Computing within Limits

The limits Ivan Illich described in his Tools for Conviviality have found their way into the title of the Computing within Limits workshop, that has taken place annually since 2015. It has brought together a group of scholars dedicated to promote the design of computing contributing to a transition to a future in which the well-being of humans and other species is the primary objective 1. A wealth of interesting terms and related design principles have emerged. First the term Computing within Limits itself, which brings together three principles, according to a 2018 paper by Nardi et al.2: it questions growth and aims instead for a steady-state economy, it considers models of scarcity in order to promote resilience in a diversity of current and future contexts, and lastly it aims at reducing energy and material consumption while avoiding the Jevons paradox or rebound effect, in which gains in efficiency often result in lower costs, a subsequent growing demand and increased resource consumption. The workshop’s focus and the interpretation of its title have shifted a little over the years, starting with an emphasis on designing in the abundant present for the use in a future of limits, to designing for the present with an awareness of current real-world limits. The papers published in the context of the workshop have given rise to several related terms: Benign Computing and Collapse Informatics.

  1. Workshop on Computing within Limits
  2. Bonnie Nardi, Bill Tomlinson, Donald J. Patterson, Jay Chen, Daniel Pargman, Barath Raghavan, and Birgit Penzenstadler. 2018. Computing Within Limits.

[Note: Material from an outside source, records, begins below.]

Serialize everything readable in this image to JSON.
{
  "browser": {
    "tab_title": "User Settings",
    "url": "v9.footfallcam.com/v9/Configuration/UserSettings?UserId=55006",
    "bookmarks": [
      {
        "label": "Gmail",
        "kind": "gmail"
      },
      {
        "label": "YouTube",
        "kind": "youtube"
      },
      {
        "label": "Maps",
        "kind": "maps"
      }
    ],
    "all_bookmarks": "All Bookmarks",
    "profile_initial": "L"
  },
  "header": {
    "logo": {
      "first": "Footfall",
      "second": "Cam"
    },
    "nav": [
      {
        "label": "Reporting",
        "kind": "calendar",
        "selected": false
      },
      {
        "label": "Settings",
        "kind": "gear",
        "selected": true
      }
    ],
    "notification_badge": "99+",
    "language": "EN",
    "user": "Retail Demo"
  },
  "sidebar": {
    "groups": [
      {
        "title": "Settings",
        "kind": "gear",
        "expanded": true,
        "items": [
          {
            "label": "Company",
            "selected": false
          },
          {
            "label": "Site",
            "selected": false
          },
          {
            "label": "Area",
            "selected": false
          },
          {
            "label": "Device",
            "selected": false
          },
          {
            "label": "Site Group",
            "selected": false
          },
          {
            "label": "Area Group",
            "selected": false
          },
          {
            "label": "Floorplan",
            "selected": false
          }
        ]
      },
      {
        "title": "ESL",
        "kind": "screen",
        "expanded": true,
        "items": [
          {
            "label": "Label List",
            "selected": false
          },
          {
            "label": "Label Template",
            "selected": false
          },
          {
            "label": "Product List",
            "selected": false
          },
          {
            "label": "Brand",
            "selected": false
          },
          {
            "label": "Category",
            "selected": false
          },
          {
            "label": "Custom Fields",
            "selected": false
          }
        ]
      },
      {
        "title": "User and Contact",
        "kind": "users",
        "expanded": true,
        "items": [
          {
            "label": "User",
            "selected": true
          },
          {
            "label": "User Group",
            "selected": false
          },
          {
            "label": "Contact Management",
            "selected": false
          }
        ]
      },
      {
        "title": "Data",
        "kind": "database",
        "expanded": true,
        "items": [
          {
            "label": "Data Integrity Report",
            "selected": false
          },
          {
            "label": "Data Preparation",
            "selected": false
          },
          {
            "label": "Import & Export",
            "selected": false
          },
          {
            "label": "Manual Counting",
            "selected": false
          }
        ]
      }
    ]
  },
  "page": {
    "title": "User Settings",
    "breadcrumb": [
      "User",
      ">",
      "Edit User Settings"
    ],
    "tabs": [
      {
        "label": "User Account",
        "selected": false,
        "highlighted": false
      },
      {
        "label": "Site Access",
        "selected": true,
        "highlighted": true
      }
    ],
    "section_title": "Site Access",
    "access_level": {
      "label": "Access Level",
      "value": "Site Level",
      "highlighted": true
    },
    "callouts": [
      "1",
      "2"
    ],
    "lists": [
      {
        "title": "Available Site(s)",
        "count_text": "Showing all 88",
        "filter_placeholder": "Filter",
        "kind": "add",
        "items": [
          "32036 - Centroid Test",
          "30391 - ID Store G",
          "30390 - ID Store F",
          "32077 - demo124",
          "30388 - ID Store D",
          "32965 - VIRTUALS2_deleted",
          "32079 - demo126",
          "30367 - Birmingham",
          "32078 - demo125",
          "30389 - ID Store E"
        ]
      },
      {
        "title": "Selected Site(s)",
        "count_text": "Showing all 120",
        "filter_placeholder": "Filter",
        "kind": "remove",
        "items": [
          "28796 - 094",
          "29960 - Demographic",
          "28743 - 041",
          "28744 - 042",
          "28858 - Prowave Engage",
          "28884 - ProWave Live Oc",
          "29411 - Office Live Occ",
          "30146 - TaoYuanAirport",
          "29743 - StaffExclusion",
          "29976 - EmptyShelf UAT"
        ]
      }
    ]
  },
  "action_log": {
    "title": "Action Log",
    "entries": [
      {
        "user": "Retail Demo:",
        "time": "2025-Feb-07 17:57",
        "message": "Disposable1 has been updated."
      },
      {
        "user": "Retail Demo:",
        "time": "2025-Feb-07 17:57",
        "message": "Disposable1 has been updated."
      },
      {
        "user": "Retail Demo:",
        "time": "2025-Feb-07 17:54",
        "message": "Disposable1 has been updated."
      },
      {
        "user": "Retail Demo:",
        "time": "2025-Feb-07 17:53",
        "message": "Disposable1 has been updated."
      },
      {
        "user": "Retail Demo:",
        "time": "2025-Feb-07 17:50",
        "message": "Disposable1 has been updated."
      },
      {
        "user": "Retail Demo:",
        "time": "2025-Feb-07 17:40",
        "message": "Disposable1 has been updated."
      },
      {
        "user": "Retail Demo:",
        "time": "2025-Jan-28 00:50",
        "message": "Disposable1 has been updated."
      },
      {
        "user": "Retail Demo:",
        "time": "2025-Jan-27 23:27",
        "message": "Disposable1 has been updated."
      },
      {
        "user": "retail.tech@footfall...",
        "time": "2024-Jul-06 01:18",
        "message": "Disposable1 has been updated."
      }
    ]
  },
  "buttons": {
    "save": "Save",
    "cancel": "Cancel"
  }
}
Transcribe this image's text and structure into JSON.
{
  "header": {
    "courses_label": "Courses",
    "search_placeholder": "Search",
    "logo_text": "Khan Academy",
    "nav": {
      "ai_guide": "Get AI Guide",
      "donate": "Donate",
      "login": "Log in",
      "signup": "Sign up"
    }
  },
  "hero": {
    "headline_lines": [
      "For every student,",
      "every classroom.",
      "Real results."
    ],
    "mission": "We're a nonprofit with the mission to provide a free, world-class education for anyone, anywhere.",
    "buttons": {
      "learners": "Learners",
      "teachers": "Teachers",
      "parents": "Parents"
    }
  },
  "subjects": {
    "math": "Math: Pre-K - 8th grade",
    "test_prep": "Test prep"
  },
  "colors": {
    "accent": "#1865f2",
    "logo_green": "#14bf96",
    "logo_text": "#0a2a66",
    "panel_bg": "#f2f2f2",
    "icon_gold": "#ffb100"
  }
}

In Communications of the ACM (10, Vol. 61). ACM, New York, 86–93.